The December employment data “has the makings of the beginning of a Goldilocks environment for risk assets,” said Alexandra Wilson-Elizondo, head of multi-asset retail investing at Goldman Sachs Asset Management, in an email.
She added, “The deceleration in average hourly earnings and an unemployment rate of 3.5% should dampen some of the market’s fears of a recession and an overly aggressive Fed.”
The decline in the jobless rate came along with an increase in the share of Americans working or looking for work — a good sign, as it indicates people are coming off the sidelines to seek employment.
“More workers are coming back into the workforce,” said Gina Bolvin, president of Bolvin Wealth Management Group, in an email. “The report was better than feared and finally, there is good news for investors.”
Key to investors’ optimism is a reading showing wages for workers across the country rose at a 4.6% annual rate in December. It’s the smallest raise for workers since two summers ago.
While weaker raises hurt workers, particularly when they’re still not keeping up with inflation, economists believe they could keep the economy out of a vicious inflationary cycle. In the so-called wage-price spiral — last seen in the 1970s — gains in pay push employers to raise prices for their own products, leading to even higher inflation. It’s a concern that Fed Chair Jerome Powell has cited in justifying the central bank’s plans to keep pushing up interest rates.
“As long as wage gains are coasting to a sustainable altitude, the Fed might continue to throttle back its rate hikes,” said Brian Jacobsen, senior investment strategist at Allspring Global Investments.
Analysts warned trading may remain turbulent in the coming weeks as investors keep trying to handicap whether the economy can avoid a recession. Much of the trading is based entirely on expectations for what the Fed will do with rates: High rates slow the economy by design, hoping to grind down inflation, while also threatening to cause a recession and dragging down prices for all kinds of investments.
Perhaps the clearest action for investors was in the bond market, where the yield on the two-year Treasury dropped to 4.26% from 4.48%. That yield tends to track expectations for Fed action, and more investors are betting the central bank will dial down the size of its next rate hike following Friday’s data.llspring Global Investments.

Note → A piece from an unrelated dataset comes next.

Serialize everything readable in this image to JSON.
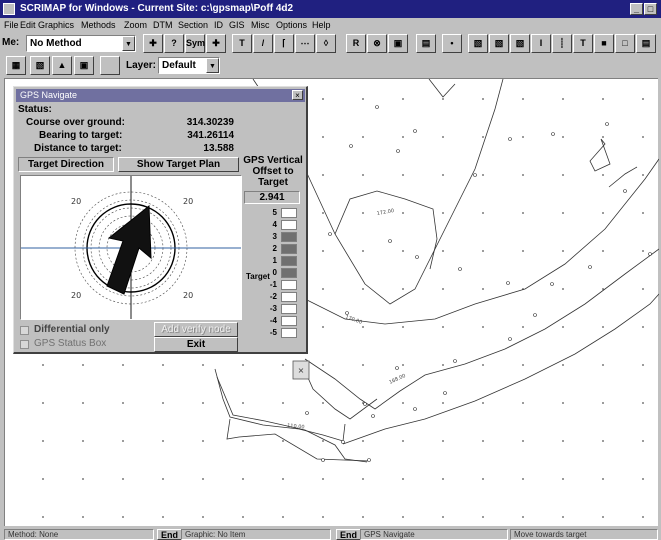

A separate report also showed that activity in U.S. services industries surprisingly contracted last month, the first time that’s happened since 2020. Analysts said that’s likely due in part to the rate hikes already pushed through by the Fed.
The Fed has pulled its key overnight rate up to a range of 4.25% to 4.50% after it began last year at virtually zero.
With inflation showing some signs of cooling in recent months, the Fed last month stepped down the size of its rate increase to 0.50 percentage point from four straight hikes of 0.75 point. Traders are largely betting on the Fed to move to the more traditional hike of 0.25 point at its meeting next month.
Past rate hikes have already meant big pain for areas of the economy that do best when rates are low, such as housing.
In coming weeks, companies across industries will show how widespread the damage is when they report how much profit they made during the last three months of 2022.
If companies across the S&P 500 report a drop in overall earnings per share, as some analysts suspect, it would be the first decline since the summer of 2020.
On Friday, retailer Costco Wholesale jumped 7.3% for one of the biggest gains in the S&P 500 after it reported stronger sales for December.